My had dad picked me up earlier that morning in order to get a good shady start up the trail before the sun crested the upper ridges. We took things slow. I'd been exercising regularly in preparation, but knew the altitude (about 10,000 feet at the lake) would likely cramp whatever small advantage I may have gained, and anyway, we were not hiking for speed, but for the enjoyment of being outside together in such a glorious environment. In the first few hundred feet we'd passed through a stand of young aspens: regrowth after an avalanche tore down the slopes years before, leaving behind a silent river of fallen trees and intimidating boulders. Little ground squirrels fearlessly darted across our path, while deer and moose who'd passed by earlier left tell-tale prints for us to admire in the wet black earth.
Technically, White Pine, one of three alpine-lake ascents that branch out from a single trailhead, poses only minor difficulty (at least for those with some level of fitness), but it meanders through an exquisite variety of mountain environments...from dark stands of pine...

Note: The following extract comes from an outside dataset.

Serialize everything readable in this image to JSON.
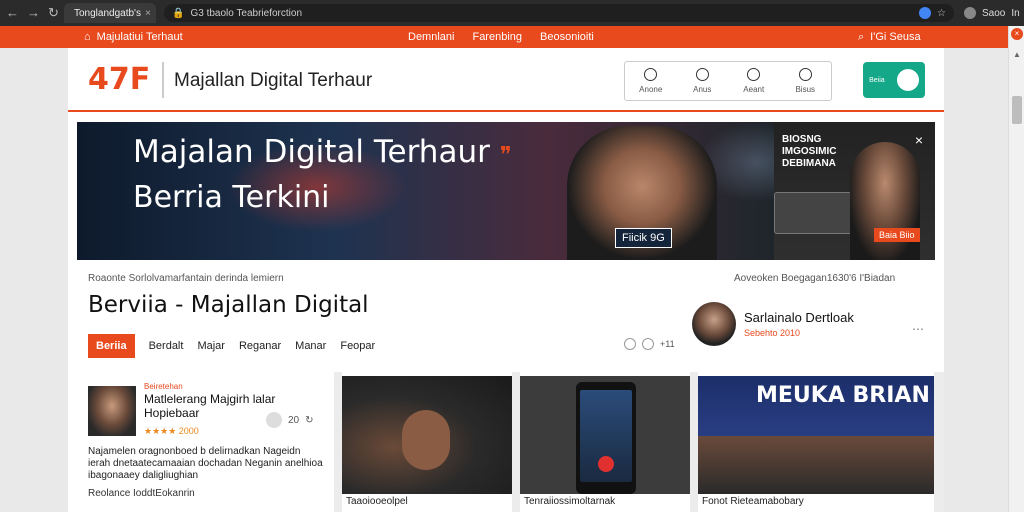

...to stark slopes of sheer rock and fallen boulders that remain frosted with patches of snow well into the summer.
The last mile or so of the trail--though it also happens to be the steepest and the most exposed to the punishing UV of high-altitude sunlight--is definitely my favorite. It criss-crosses a vast talus slope and offers ever-broadening views of the peaks that surround the lake, as well as the colorfully-layered slopes of Little Cottonwood's northern rim.

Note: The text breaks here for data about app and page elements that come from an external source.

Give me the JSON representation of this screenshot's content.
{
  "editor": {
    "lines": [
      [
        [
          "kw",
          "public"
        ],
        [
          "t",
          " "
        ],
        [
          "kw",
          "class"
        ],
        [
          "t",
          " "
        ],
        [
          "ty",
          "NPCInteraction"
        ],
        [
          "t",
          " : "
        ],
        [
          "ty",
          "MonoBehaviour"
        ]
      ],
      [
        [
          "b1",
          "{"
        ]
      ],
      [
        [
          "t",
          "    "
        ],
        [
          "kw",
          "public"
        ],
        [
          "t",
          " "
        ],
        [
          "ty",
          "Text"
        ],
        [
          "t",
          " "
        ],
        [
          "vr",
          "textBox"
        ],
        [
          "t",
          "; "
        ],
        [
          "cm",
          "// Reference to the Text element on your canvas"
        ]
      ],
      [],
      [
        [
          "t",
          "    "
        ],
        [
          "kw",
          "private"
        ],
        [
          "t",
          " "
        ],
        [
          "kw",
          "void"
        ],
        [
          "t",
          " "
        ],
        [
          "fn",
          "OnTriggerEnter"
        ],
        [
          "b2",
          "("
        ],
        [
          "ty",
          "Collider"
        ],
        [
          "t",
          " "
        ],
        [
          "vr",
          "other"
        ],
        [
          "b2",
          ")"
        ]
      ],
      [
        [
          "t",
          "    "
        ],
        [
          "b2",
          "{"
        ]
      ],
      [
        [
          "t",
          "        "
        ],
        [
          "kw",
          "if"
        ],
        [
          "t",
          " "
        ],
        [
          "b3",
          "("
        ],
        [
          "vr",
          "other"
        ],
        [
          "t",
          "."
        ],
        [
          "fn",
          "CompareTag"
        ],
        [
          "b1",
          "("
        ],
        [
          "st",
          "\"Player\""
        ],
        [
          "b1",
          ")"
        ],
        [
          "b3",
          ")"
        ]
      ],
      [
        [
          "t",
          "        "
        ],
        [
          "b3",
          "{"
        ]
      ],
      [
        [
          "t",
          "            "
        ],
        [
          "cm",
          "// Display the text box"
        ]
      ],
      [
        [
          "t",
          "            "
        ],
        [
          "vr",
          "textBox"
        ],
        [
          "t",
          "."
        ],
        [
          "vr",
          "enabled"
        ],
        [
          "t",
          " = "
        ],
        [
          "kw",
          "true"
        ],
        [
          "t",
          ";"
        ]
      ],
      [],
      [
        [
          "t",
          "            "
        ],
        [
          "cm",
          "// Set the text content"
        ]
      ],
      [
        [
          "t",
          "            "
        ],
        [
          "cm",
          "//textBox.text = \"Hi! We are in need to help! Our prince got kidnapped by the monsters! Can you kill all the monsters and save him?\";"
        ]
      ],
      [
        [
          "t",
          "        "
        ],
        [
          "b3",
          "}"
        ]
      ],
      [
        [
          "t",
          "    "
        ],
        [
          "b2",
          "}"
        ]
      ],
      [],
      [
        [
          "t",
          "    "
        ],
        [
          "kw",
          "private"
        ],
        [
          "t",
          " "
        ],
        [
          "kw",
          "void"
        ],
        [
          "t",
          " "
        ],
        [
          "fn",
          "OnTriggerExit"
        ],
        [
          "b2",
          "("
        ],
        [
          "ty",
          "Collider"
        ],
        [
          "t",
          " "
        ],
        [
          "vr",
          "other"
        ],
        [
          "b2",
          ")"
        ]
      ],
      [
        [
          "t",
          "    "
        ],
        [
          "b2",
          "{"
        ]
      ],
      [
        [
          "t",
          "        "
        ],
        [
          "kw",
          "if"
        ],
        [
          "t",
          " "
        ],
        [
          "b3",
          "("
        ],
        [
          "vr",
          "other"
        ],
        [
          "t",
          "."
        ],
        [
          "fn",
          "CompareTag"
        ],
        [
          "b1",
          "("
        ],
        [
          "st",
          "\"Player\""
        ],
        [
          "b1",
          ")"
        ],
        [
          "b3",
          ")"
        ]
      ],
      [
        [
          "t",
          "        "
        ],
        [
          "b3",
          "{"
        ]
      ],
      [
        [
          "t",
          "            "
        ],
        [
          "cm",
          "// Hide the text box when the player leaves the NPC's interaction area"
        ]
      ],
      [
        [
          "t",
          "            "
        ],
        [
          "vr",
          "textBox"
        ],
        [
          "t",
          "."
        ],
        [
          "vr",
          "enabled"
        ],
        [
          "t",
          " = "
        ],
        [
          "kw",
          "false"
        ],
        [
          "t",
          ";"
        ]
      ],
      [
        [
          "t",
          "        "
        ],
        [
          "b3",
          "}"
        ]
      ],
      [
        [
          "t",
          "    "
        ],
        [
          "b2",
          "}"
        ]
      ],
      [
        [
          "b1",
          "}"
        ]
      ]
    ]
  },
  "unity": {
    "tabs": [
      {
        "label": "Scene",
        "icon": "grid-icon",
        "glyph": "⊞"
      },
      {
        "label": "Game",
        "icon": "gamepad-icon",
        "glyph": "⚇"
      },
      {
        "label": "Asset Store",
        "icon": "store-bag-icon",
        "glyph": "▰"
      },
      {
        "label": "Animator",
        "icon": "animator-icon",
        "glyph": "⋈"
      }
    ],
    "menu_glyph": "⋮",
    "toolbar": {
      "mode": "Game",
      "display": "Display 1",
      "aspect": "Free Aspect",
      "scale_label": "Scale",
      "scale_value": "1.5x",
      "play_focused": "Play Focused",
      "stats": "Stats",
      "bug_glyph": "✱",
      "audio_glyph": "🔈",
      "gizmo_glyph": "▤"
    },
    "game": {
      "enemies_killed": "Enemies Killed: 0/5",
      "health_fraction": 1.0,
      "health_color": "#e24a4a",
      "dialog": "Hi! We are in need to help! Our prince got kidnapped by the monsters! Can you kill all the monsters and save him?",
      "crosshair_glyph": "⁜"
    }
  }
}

For a sense of scale, see if you can spot the two hikers in the photo below...they're walking on ahead of us just right of center.
Vegetation in the area is sparse, but if you keep your eyes peeled, colorful surprises are waiting to be found...hidden gardens thriving in the shade of massive granite boulders.
We were both huffing and puffing over that last bit of trail. My muscles felt fine, but my lungs were working in overdrive. It's shocking how much more exertion is required approaching 10,000 feet...at least for one not acclimated to thin air. We stopped every 50 feet or so to catch a breath and look back over the stunning vista...one advantage to a somewhat limited fitness level, I suppose.
The trail reaches a high point on the slope, and then finally leads back down to the lake. That first glimpse of sapphire and green against a distant wall of jagged red peaks really takes your breath away...if you have any left by that point that is!
|The view opposite the lake along the trail's final descent|
We unpacked some trail mix and settled in atop perfect granite "picnic tables" for a light lunch by the lakeshore. White Pine, which is dammed on its northern edge as part of the valley's watershed, was as full as I've ever seen it.
It is fed by at least one little mountain stream that babbles down from the slopes above...likely picking up a bit of volume from hidden springs here and there along the way.
I was surprised by just how green everything was...I remembered the cloudburst I'd encountered the previous afternoon...looks like it's been a good wet year so far.
Earlier that morning I'd decided to leave my sketchbook behind, thinking we probably wouldn't stay long enough for me to put it to good use, but as I scanned the almost faerie-land-ish ambiance of the country around me, I regretted that decision.
It turns out we had plenty of time to linger. Dad wandered a bit, and then laid down for a brief nap. I found a perch above the shallow stream and watched patterns of light bubble and dance in the crystal water.
I remembered all the times I'd come up here to escape the stress and sometimes loneliness of day-to-day hustle and bustle. Somehow, those pressures and desires could never quite follow me up into these quiet mountain havens. Thus unencumbered, I was left to sense purely, and to dream wildly. It's naive to assume that dangers don't exist up here...that everything's just simple and carefree...or that the worry and emptiness won't catch up again as you head back into "the real world." But I treasure these brief retreats of spirit and imagination all the same...and opportunities to find them are plentiful in Utah.
"Utah is the state by which I came into the West: the place that as an artist was best for me...I wanted to find a land, a place, large enough to hold the feelings I held about the world, about this life we've been given. I wanted to explore what was possible, not just probable. I wanted more space in both the imagination and beneath my feet. And Utah's red wilderness and its forests had, and still have for me, the beautiful density of reality I was seeking: a density and grounding that in turn allowed my imagination to wander."
--Rick Bass, excerpted from his essay in Testimony (see recommended books at right)
|White Rocky-Mountain Columbine|
Eventually it was time to head home. We wandered down the mountain, speaking minimally, stopping only occasionally to admire a chance miracle of color...